Thirteen Secretaries of State led by Colorado Secretary of State Jena Griswold filed an amicus brief with the United States Supreme Court in Moore v. Harper, a case that will have the court considering the “independent state legislature” theory.
The Supreme Court will hear oral arguments in Moore v. Harper in December, a case brought forth after the Republican-controlled North Carolina Legislature adopted a new congressional voting map based on 2020 Census results. A group of Democratic voters and nonprofit organizations alleged the map was a partisan gerrymander that violated the state constitution and challenged it in court, according to Ballotpedia.Read More
Suspended Vermont Student and Coach Father Sue School District for Retaliating After Complaint About Biological Male in Girls’ Locker Room
A Vermont high school volleyball player who was suspended from school and her father, the team’s coach, who was suspended from his job, are suing the school district for retaliating against them following their complaint about the policy that allows biological males in the girls’ team locker room.
Blake Allen, 14, a student at Randolph Union Middle School, and her father, Travis Allen, who coaches his daughter’s volleyball team, spoke out against a biological male, claiming to be female, being allowed in the girls’ team locker room while they were changing. Now, the family is suing the school district after Blake was suspended and Travis was fired from his job, asserting the district retaliated against them, the Daily Signal reported Thursday.Read More
Vermont High School Girls Volleyball Team Banned from Locker Room After Objecting to Trans Player’s Presence
The Randolph Union High School girls’ volleyball team in Vermont was reportedly banned from its locker room after some girls on the team objected to the presence of a biological male, who claims to be female, while the girls were changing clothes.
School officials, WCAX-TV reported, banned the girls from their locker room because Vermont’s policy states transgender athletes can participate on sports teams and use the private facilities consistent with their chosen gender.Read More
Vermont Poised to Become First State to Guarantee Right to Abortion in its Constitution
With support from its Republican governor, Vermont is on a course to become the first state in the nation to guarantee a right to abortion and contraception in its constitution.
The Vermont House voted 107-41 for Proposition 5, a proposed amendment that would guarantee sexual and reproductive freedoms to Vermonters once it is placed on the ballot and voters give their support in November.Read More
State Attorney Generals Launch Investigation into Instagram’s Effects on Kids
A bipartisan coalition of state attorneys general launched a probe into Instagram on Thursday to examine whether the company violated state-level consumer protection laws.

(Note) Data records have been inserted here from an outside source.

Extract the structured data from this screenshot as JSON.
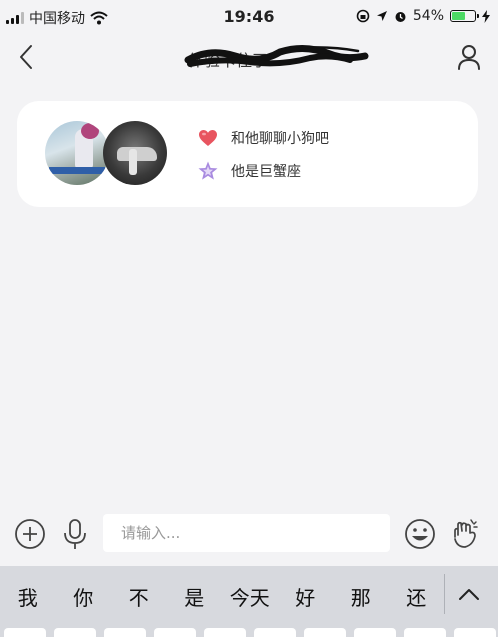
{
  "status_bar": {
    "carrier": "中国移动",
    "time": "19:46",
    "battery_percent": "54%",
    "battery_level": 0.54
  },
  "nav": {
    "title": "体验卡住了"
  },
  "card": {
    "tags": [
      {
        "icon": "heart-icon",
        "text": "和他聊聊小狗吧"
      },
      {
        "icon": "star-icon",
        "text": "他是巨蟹座"
      }
    ]
  },
  "input": {
    "placeholder": "请输入..."
  },
  "suggestions": [
    "我",
    "你",
    "不",
    "是",
    "今天",
    "好",
    "那",
    "还"
  ],
  "colors": {
    "background": "#f3f3f5",
    "battery_green": "#4cd964",
    "heart": "#e8545f",
    "star": "#a98be0",
    "keyboard": "#d7d9de"
  }
}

The states are investigating whether Meta (formerly known as Facebook), which owns Instagram, promoted the image-sharing platform “to children and young adults” despite being aware of its negative effects, according to statements from the attorneys general. The probe cites internal Facebook communications and research leaked by former Facebook employee Frances Haugen and published by The Wall Street Journal showing Meta was aware that use of Instagram could contribute to body image and mental health issues among teens.
“When social media platforms treat our children as mere commodities to manipulate for longer screen time engagement and data extraction, it becomes imperative for state attorneys general to engage our investigative authority under our consumer protection laws,” Republican Nebraska Attorney General Doug Peterson said in a statement.Read More
Patrick Leahy, Vermont Senator Since 1975, Announces Retirement
Vermont Democratic Sen. Patrick Leahy announced his retirement Monday morning in his home state.
Leahy, 81, was first elected in 1975 and is in his eighth term. He is the president pro tempore of the Senate, making him third in the line of presidential succession after Vice President Kamala Harris and House Speaker Nancy Pelosi, and he is the chamber’s longest-serving member.Read More